The wait for this election to produce clear results may not be pretty. But Washington — and the nation — can learn more from the coming days and weeks than simply which party earned more votes.

For good and ill, this intense juncture ought to be the West Seattle Bridge moment for how we conduct elections. We’re overdue on some repair-or-replace decisions.

The stress provides a teachable moment. Look no further than the momentum the vote-by-mail movement gained this year. Across the nation, the pressure to make elections safe during COVID-19 led more states to help people send in ballots remotely as Washington does. And the system is creaking as more places try it out.

The U.S. Supreme Court is still grappling with challenges to state-by-state deadlines for when mailed ballots must be received. That fight needs to be addressed. It seems unsustainable that in the same election, Washington and 22 other states — as of this writing — use Election Day as a postmark deadline, and American voters elsewhere have to rely on postal delivery happening in time to count all votes election night. The president has not been shy about demanding rapid results.
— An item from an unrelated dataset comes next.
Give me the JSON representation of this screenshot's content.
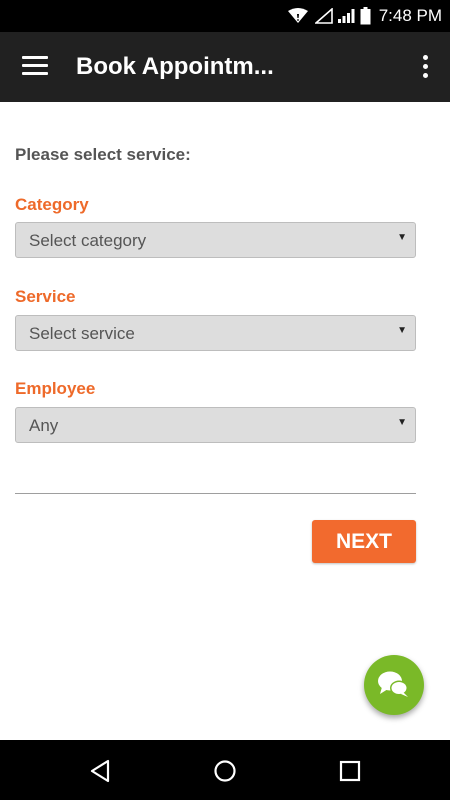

But patience and accuracy must transcend the desire to get this bitter contest over with. 

Election Day doesn’t end the election. After the last vote is cast, the counting and disputes get aired in public. Patience won’t be easy, but it’s a required commodity this month. Here’s what else to expect as we’re electing this year.

We’ll wait. Washingtonians know vote counts will dribble in across the next couple weeks. Laws and logistical constraints affect elections offices across the country differently. At least two states, New York and Alaska, won’t report mail vote results election night.


The mail isn’t the only reason we’ll have to wait for Washington’s results. Here’s a little math: King County expects a 90% turnout, which is about 1.3 million votes. King County has never processed and counted more than roughly half that number of ballots on election night.

The county’s elections officials tell me they aim to have 700,000 or more ballots confirmed and tabulated Nov. 3. That means hundreds of thousands more King County votes — likely heavily Democratic — won’t show up until later days’ ballot drops. Closely divided partisan races for the sex education referendum, secretary of state and superintendent of public instruction, among others, could swing on those later counts.

Elections offices across the country play it differently. Swing-state Wisconsin, for example, is likely to announce results very late in the night. State law there requires that the count, once it starts, is a marathon that can’t stop. Across America, this counting stage is crucial. It’s where court intervention swung the election in 2000.

And wait. The dates to watch are weeks away. Yes, still. Washington certifies election results Nov. 24, two days before Thanksgiving. Each state’s electors for the Electoral College must be named by Dec. 8, six days before that entity votes to decide the presidency. 

The antique Electoral College machinery can get fouled in virtually endless ways. The process looks straightforward enough: each state sends its electors, and the candidate who gets 270 or more becomes president. Yet potential undemocratic outcomes abound. Two to watch: state governments have power to overrule a disputed popular vote in naming electors. And if the Electoral College doesn’t give any candidate 270 votes, the decision goes to the House of Representatives.

When the process moves into Congress, the Electoral College count is set aside. Each state’s U.S. House of Representatives delegation gets one vote to pick the president. Republicans lead more states’ delegations and are likely to keep that status. But Democrats hold the House and are likely to retain it, which comes with the power to refuse to conduct business. That’s a recipe for a standoff, if not a conflict.

And we should learn from it. This election may provide definitive evidence that the Electoral College hobbles our form of democracy, as I’ve long felt. In my time living in small and large states, swing states and solid ones, the power of my presidential vote has varied wildly. That shouldn’t be the case if all are equal under the law. It’s good for election security — and innovations like vote by mail — to let each state administer elections independently. But the national executive should have reason to be accountable to every state, not just certain ones on a perceived pathway to 270 electoral votes.

This election has done much to reveal how loosely bound our state election systems are in handling their roles in naming a president. Voter access, absentee ballots and early voting exist today in a patchwork that needs fine-tuning. The great vote-by-mail expansion will test several potential paths toward fixing it. The fundamental challenge remains in building an election that’s functional for every American. The pressure of this year can reveal both what works and what is too flawed to tolerate any longer.